* [Exercise goal]:
Copy out each line of the data holding "JSON".

* [Input data]:
# # # #
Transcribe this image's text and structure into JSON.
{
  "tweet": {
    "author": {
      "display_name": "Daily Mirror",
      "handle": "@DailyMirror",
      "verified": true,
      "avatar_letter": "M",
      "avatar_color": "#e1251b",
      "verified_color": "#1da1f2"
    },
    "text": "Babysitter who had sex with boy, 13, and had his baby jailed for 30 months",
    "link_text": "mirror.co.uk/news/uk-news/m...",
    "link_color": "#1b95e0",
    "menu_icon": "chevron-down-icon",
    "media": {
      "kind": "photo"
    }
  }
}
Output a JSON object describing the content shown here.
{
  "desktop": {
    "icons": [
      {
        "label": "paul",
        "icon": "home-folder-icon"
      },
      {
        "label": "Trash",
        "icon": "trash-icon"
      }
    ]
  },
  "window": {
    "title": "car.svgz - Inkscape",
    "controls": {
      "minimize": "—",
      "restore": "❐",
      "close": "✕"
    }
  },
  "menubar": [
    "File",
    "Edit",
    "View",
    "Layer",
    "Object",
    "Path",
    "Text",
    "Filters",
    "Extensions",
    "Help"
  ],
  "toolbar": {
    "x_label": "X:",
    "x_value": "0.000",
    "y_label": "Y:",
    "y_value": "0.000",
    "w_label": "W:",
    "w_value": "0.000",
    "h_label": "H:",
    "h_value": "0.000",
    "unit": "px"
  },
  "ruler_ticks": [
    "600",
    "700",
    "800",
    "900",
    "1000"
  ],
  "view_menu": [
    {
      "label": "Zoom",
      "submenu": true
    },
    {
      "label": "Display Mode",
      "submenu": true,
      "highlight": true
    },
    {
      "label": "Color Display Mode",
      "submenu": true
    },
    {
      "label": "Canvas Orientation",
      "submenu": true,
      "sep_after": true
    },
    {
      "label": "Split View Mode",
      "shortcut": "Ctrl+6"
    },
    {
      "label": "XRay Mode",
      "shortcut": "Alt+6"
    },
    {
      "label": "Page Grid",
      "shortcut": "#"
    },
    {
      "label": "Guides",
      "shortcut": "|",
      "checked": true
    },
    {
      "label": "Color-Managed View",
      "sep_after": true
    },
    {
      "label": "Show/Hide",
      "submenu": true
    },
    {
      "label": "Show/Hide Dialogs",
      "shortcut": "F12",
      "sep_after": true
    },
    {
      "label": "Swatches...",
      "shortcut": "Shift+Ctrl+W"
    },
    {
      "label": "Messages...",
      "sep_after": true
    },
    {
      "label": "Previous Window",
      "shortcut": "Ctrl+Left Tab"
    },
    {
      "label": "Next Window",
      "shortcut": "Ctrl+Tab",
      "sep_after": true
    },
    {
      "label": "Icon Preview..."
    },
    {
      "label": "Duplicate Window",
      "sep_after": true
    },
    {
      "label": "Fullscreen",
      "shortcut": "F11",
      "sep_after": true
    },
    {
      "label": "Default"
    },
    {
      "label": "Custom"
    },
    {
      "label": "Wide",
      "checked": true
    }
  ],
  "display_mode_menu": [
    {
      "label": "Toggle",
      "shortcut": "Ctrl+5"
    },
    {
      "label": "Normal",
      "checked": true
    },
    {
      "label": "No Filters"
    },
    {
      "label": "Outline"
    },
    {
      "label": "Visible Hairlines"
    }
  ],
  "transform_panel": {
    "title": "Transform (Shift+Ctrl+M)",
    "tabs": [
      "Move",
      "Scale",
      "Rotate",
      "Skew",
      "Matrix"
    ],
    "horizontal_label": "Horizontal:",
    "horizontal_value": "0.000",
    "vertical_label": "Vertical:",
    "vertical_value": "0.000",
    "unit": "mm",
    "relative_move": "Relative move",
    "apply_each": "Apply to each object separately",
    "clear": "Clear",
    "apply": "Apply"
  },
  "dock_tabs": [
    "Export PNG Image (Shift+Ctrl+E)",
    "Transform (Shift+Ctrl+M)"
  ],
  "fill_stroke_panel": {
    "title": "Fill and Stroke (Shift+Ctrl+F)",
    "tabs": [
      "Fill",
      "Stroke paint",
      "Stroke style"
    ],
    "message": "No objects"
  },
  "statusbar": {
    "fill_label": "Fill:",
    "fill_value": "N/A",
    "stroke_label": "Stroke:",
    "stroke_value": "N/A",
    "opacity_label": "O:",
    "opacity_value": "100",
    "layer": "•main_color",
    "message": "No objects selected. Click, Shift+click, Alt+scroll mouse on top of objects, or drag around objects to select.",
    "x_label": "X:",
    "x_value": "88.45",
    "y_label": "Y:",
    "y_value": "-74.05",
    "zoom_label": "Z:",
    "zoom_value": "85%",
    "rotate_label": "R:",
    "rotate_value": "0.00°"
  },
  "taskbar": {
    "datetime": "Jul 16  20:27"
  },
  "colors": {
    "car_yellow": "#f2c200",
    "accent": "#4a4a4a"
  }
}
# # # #
* [Answer area]:
Transcribe this image's text and structure into JSON.
Output a JSON object describing the content shown here.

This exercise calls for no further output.